The long-awaited judgment of the Supreme Court in the case of OCS One Complete Solution Limited v. The Dublin Airport Authority plc was finally delivered on 30 January 2015 by Mr Justice Clarke.  We reported on this case in our August 2014 Procurement E-Briefing following the ruling made by the Supreme Court on 31 July 2014. The judgment of 30 January 2015 provides the full reasoned decision of the Court.

The judgment explains the reasons for the decision made in July 2014 which, in short, determined that:

  • once legal proceedings are commenced by a complainant making an application to the High Court pursuant to the EC (Award of Contracts by Utility Undertakings) (Review Procedures) Regulations 2010 (the “Remedies Regulations”), the contracting authority is automatically precluded from concluding the contract with the preferred tenderer (even if proceedings are commenced outside the standstill period) and a specific application need not be brought; and
  • the Irish Courts do not have jurisdiction to lift this automatic suspension on application of the contracting authority concerned.

Automatic Suspension

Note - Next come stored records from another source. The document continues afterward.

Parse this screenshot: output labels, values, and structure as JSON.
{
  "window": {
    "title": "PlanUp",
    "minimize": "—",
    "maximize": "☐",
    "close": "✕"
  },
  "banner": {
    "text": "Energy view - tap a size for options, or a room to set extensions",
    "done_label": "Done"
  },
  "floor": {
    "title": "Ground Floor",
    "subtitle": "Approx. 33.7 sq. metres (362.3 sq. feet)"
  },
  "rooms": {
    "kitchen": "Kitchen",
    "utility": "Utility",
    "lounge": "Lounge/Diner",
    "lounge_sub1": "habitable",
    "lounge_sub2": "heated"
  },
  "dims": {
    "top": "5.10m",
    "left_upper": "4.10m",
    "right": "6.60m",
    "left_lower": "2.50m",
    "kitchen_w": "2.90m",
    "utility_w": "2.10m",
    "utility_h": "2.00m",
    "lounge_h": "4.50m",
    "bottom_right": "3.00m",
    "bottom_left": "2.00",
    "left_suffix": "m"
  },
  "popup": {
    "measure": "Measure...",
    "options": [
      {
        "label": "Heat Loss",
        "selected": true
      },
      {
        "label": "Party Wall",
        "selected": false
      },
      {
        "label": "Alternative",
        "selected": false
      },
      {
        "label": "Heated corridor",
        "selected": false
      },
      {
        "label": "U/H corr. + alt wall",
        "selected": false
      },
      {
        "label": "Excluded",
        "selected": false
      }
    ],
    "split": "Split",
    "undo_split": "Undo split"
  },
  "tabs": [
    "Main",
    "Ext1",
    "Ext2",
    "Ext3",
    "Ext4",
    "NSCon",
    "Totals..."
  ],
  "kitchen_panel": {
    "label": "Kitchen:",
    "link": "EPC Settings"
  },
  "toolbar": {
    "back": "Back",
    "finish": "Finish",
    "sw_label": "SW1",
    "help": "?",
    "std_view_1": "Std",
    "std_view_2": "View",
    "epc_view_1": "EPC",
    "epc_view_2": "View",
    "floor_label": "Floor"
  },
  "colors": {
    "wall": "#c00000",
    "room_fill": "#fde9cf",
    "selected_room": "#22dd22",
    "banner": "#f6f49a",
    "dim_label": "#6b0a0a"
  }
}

On the first point, the Court provided a detailed analysis of Regulation 8 of the Remedies Regulations. It disregarded the UK case law on the matter of automatic suspension stating that the case law was of limited value given the differences between the Irish and UK implementing regulations. Instead it focused on the obligation of the Irish Courts to interpret the Remedies Regulations as far as possible in light of the purpose of the underlying Remedies Directive in order to achieve the result pursued by that Directive. The Court concluded that the commencement of legal proceedings gives rise to an automatic suspension of the entitlement of the contracting authority to conclude the contract concerned whether or not the challenge is brought within the standstill period and without the challenger having to bring a specific application for suspension before the Court. This clarifies that where (as was the case here) an aggrieved tenderer brings proceedings within the 30-day time limit, but outside of the 14/16 day standstill period, and the contract has not already been entered into by the contracting authority, this will have the automatic effect of precluding the authority from entering into the contract.

No Jurisdiction to Lift Automatic Suspension

On the second point, the Court considered whether the Remedies Regulations allow the Court to intervene to lift the suspension before the final determination of the application for review. The Court carefully considered the wording of the Remedies Directive and Regulation 8. It held that the reference in Regulation 8(2)(b) to the Court giving ‘leave to lift any suspension of a procedure’ was related to the entitlement of the Court under Regulation 8(1)(a) to suspend an on-going procurement procedure and not an application to review the award decision itself. According to the Court, an application could be made to have an on-going procurement procedure suspended (for example, at the selection stage) and the authority could apply to have this suspension lifted. However, there is no similar right to seek the lifting of an automatic suspension of a decision to award a contract.

Criticism of Remedies Regulations

The Supreme Court was highly critical of the drafting in the Remedies Regulations, noting that the wording was not particularly clear.  Notwithstanding the poor drafting, it concluded that its interpretation of Regulation 8 was the only interpretation that could be made of the Remedies Regulations as a whole.  The Court noted that “it is important that those charged with a review of the text of the Regulation should give urgent consideration to the issues raised by these proceedings”.  The Court acknowledged that the Remedies Regulations as they stand may not meet the policy objectives of the State. It also recognised that while the current state of affairs persists there may be a need to ensure that procurement challenges are more actively managed and moved through the Courts in the shortest possible time.  At present, it can take anything up to two years for a case to be determined finally in the Courts.

Concluding Remarks

This is one of the more significant Irish procurement cases to have emerged in recent times and its implications are profound. A legal challenge to a contract award decision, if made before the contract is concluded, will result in an automatic suspension of the award process, a suspension which the Courts have no jurisdiction to lift under the current Remedies Regulations. The decision of the Supreme Court is a charter for unsuccessful bidders to cause lengthy delays in the award process, often in the hope that the process will not be able to withstand such pressure and will be abandoned. For incumbent suppliers in particular, it may add to the incentive to challenge. There is no doubt that the decision places even more pressure on contracting authorities to ensure that their procurement procedures are compliant.

In other jurisdictions such as the UK, an early hearing on the lifting of the automatic suspension can act as an early check against wholly unmeritorious claims. The lack of any such mechanism in Ireland is surely undesirable from a public policy perspective and we must expect that the legislature will move shortly to address the shortcomings in the Remedies Regulations that have been highlighted in this case.

Please click here for the full judgment in this case: